In the computerized workplace of the 21st century, skills and education are becoming ever more valuable, and those that don’t keep up with this technological revolution are left on the wrong side of the so-called digital divide. That’s the rationale behind government subsidies for computers and all sorts of corporate-giving programs focused on computer education. But anyone who has witnessed the gaming power of the modern PC is surely aware that these machines won’t necessarily be used for educational purposes if placed in the hands of an easily distracted teenager.
This is the topic of this month’s Slate column, where I report on the results of a study by Cristian Pop-Eleches, my colleague in Columbia’s economics department. Pop-Eleches and his coauthor, Ofer Malamud, find that distraction won out over more studious pursuits when unchaperoned kids were given subsidized computers by the Romanian government.

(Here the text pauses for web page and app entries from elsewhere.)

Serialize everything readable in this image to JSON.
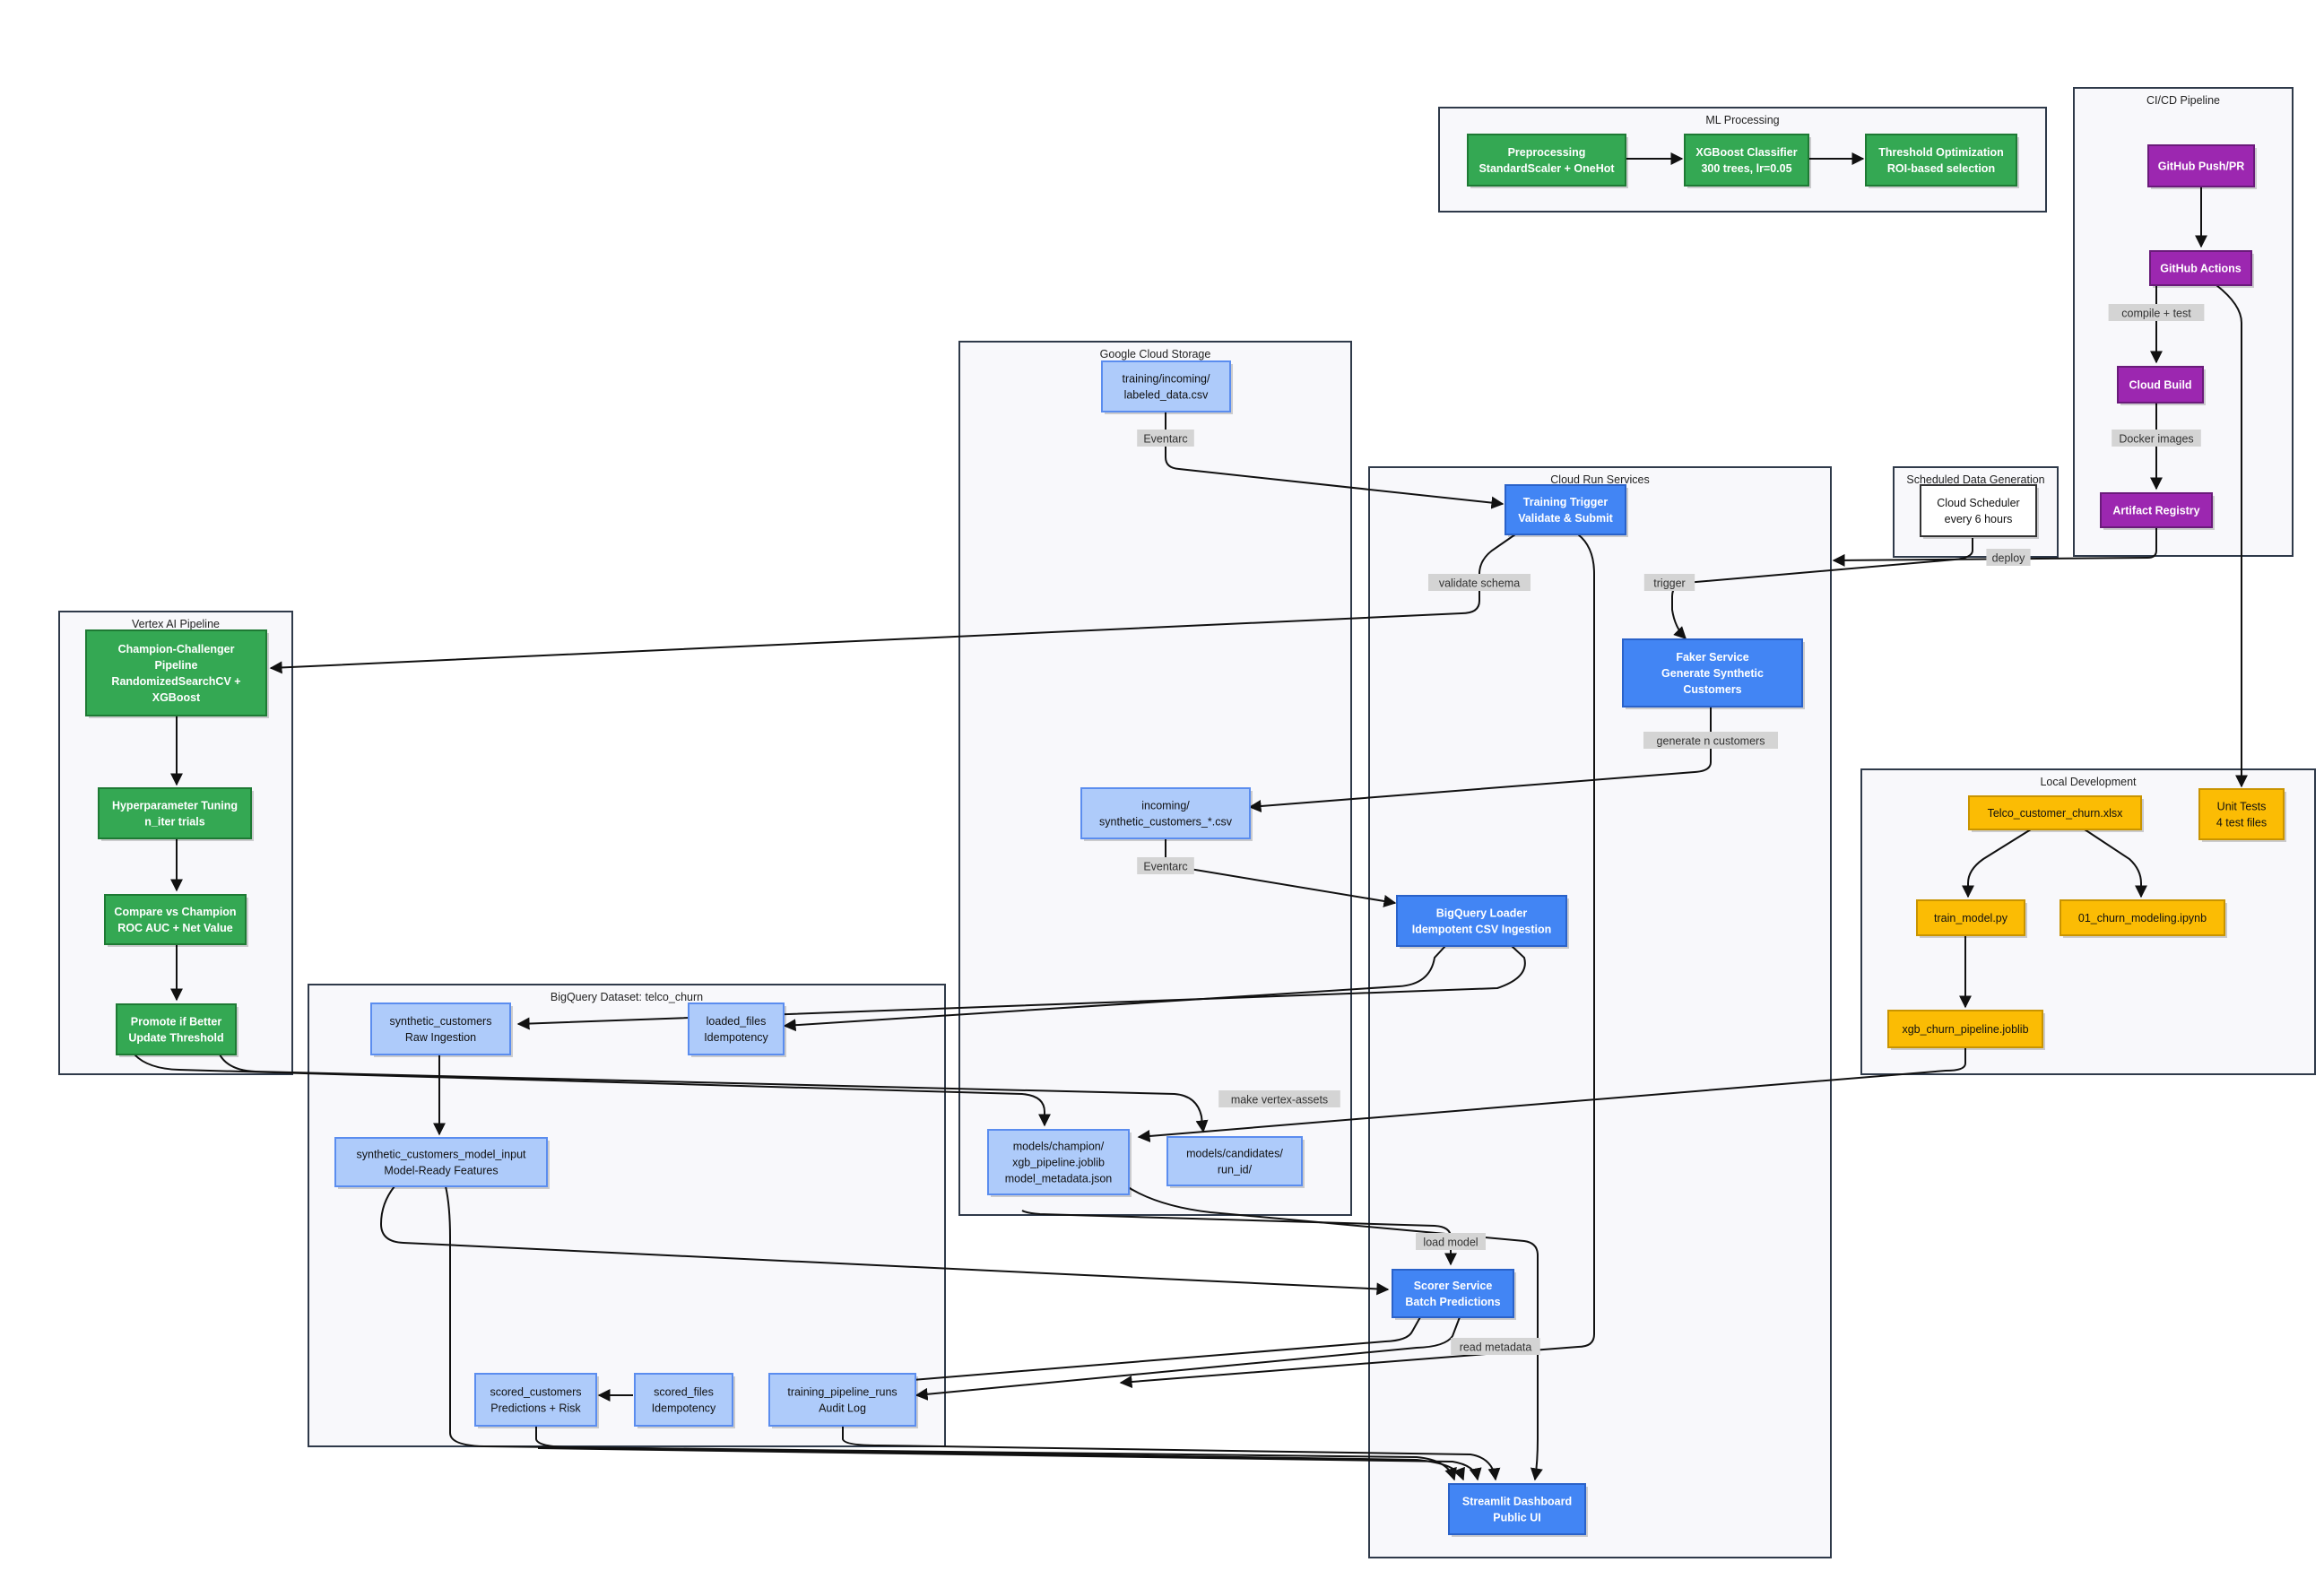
{
  "colors": {
    "green": "#34a853",
    "green_border": "#1e7a34",
    "blue": "#4285f4",
    "blue_border": "#2a62c9",
    "light_blue": "#aecbfa",
    "light_blue_border": "#5b8def",
    "purple": "#9c27b0",
    "purple_border": "#6a1b7a",
    "yellow": "#fbbc04",
    "yellow_border": "#c99400",
    "white": "#ffffff",
    "white_border": "#333333"
  },
  "clusters": [
    {
      "id": "ml",
      "title": "ML Processing"
    },
    {
      "id": "cicd",
      "title": "CI/CD Pipeline"
    },
    {
      "id": "gcs",
      "title": "Google Cloud Storage"
    },
    {
      "id": "cloudrun",
      "title": "Cloud Run Services"
    },
    {
      "id": "sched",
      "title": "Scheduled Data Generation"
    },
    {
      "id": "vertex",
      "title": "Vertex AI Pipeline"
    },
    {
      "id": "local",
      "title": "Local Development"
    },
    {
      "id": "bq",
      "title": "BigQuery Dataset: telco_churn"
    }
  ],
  "nodes": [
    {
      "id": "prep",
      "style": "green",
      "lines": [
        "Preprocessing",
        "StandardScaler + OneHot"
      ]
    },
    {
      "id": "xgb",
      "style": "green",
      "lines": [
        "XGBoost Classifier",
        "300 trees, lr=0.05"
      ]
    },
    {
      "id": "thresh",
      "style": "green",
      "lines": [
        "Threshold Optimization",
        "ROI-based selection"
      ]
    },
    {
      "id": "ghpush",
      "style": "purple",
      "lines": [
        "GitHub Push/PR"
      ]
    },
    {
      "id": "ghact",
      "style": "purple",
      "lines": [
        "GitHub Actions"
      ]
    },
    {
      "id": "cbuild",
      "style": "purple",
      "lines": [
        "Cloud Build"
      ]
    },
    {
      "id": "areg",
      "style": "purple",
      "lines": [
        "Artifact Registry"
      ]
    },
    {
      "id": "labeled",
      "style": "light_blue",
      "lines": [
        "training/incoming/",
        "labeled_data.csv"
      ]
    },
    {
      "id": "synthcsv",
      "style": "light_blue",
      "lines": [
        "incoming/",
        "synthetic_customers_*.csv"
      ]
    },
    {
      "id": "champ",
      "style": "light_blue",
      "lines": [
        "models/champion/",
        "xgb_pipeline.joblib",
        "model_metadata.json"
      ]
    },
    {
      "id": "cands",
      "style": "light_blue",
      "lines": [
        "models/candidates/",
        "run_id/"
      ]
    },
    {
      "id": "trig",
      "style": "blue",
      "lines": [
        "Training Trigger",
        "Validate & Submit"
      ]
    },
    {
      "id": "faker",
      "style": "blue",
      "lines": [
        "Faker Service",
        "Generate Synthetic",
        "Customers"
      ]
    },
    {
      "id": "bqload",
      "style": "blue",
      "lines": [
        "BigQuery Loader",
        "Idempotent CSV Ingestion"
      ]
    },
    {
      "id": "scorer",
      "style": "blue",
      "lines": [
        "Scorer Service",
        "Batch Predictions"
      ]
    },
    {
      "id": "dash",
      "style": "blue",
      "lines": [
        "Streamlit Dashboard",
        "Public UI"
      ]
    },
    {
      "id": "cron",
      "style": "white",
      "lines": [
        "Cloud Scheduler",
        "every 6 hours"
      ]
    },
    {
      "id": "ccp",
      "style": "green",
      "lines": [
        "Champion-Challenger",
        "Pipeline",
        "RandomizedSearchCV +",
        "XGBoost"
      ]
    },
    {
      "id": "hpt",
      "style": "green",
      "lines": [
        "Hyperparameter Tuning",
        "n_iter trials"
      ]
    },
    {
      "id": "cmp",
      "style": "green",
      "lines": [
        "Compare vs Champion",
        "ROC AUC + Net Value"
      ]
    },
    {
      "id": "promote",
      "style": "green",
      "lines": [
        "Promote if Better",
        "Update Threshold"
      ]
    },
    {
      "id": "xlsx",
      "style": "yellow",
      "lines": [
        "Telco_customer_churn.xlsx"
      ]
    },
    {
      "id": "utests",
      "style": "yellow",
      "lines": [
        "Unit Tests",
        "4 test files"
      ]
    },
    {
      "id": "trainpy",
      "style": "yellow",
      "lines": [
        "train_model.py"
      ]
    },
    {
      "id": "nb",
      "style": "yellow",
      "lines": [
        "01_churn_modeling.ipynb"
      ]
    },
    {
      "id": "joblib",
      "style": "yellow",
      "lines": [
        "xgb_churn_pipeline.joblib"
      ]
    },
    {
      "id": "synthcust",
      "style": "light_blue",
      "lines": [
        "synthetic_customers",
        "Raw Ingestion"
      ]
    },
    {
      "id": "loaded",
      "style": "light_blue",
      "lines": [
        "loaded_files",
        "Idempotency"
      ]
    },
    {
      "id": "modelinput",
      "style": "light_blue",
      "lines": [
        "synthetic_customers_model_input",
        "Model-Ready Features"
      ]
    },
    {
      "id": "scored",
      "style": "light_blue",
      "lines": [
        "scored_customers",
        "Predictions + Risk"
      ]
    },
    {
      "id": "scoredfiles",
      "style": "light_blue",
      "lines": [
        "scored_files",
        "Idempotency"
      ]
    },
    {
      "id": "tpruns",
      "style": "light_blue",
      "lines": [
        "training_pipeline_runs",
        "Audit Log"
      ]
    }
  ],
  "edge_labels": [
    {
      "id": "compile",
      "text": "compile + test"
    },
    {
      "id": "docker",
      "text": "Docker images"
    },
    {
      "id": "deploy",
      "text": "deploy"
    },
    {
      "id": "eventarc1",
      "text": "Eventarc"
    },
    {
      "id": "validate",
      "text": "validate schema"
    },
    {
      "id": "trigger",
      "text": "trigger"
    },
    {
      "id": "gencust",
      "text": "generate n customers"
    },
    {
      "id": "eventarc2",
      "text": "Eventarc"
    },
    {
      "id": "vertexassets",
      "text": "make vertex-assets"
    },
    {
      "id": "loadmodel",
      "text": "load model"
    },
    {
      "id": "readmeta",
      "text": "read metadata"
    }
  ]
}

Obviously, this hadn’t been the government’s intention in designing the program (nor is this the intent of the host of other efforts that similarly focus on providing poor kids with computer access). The Romanian experience with computer subsidies also serves as an object lesson on the importance of having mechanisms in place for evaluating the impact of social programs, whether they originate in government or through corporate philanthropy.

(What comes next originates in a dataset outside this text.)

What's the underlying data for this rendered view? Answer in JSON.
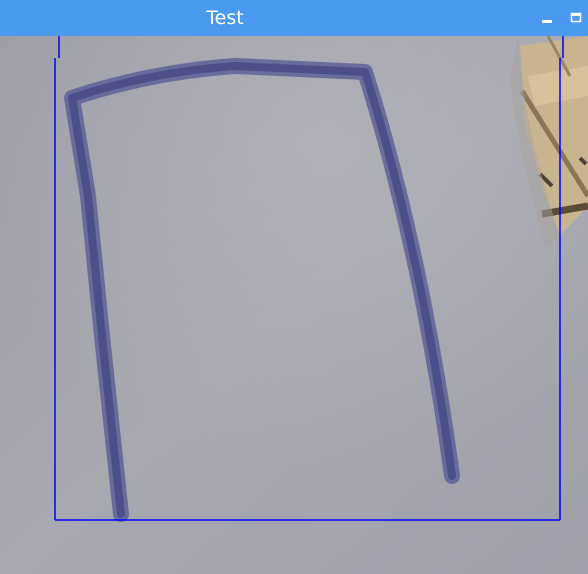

I’m hoping that companies whose philanthropic activities focus on computer education will pay attention to Pop-Eleches’s study in designing their programs, and more broadly, I hope that companies become as serious about measuring the impact of their philanthropic pursuits as they are about tracking profits and losses.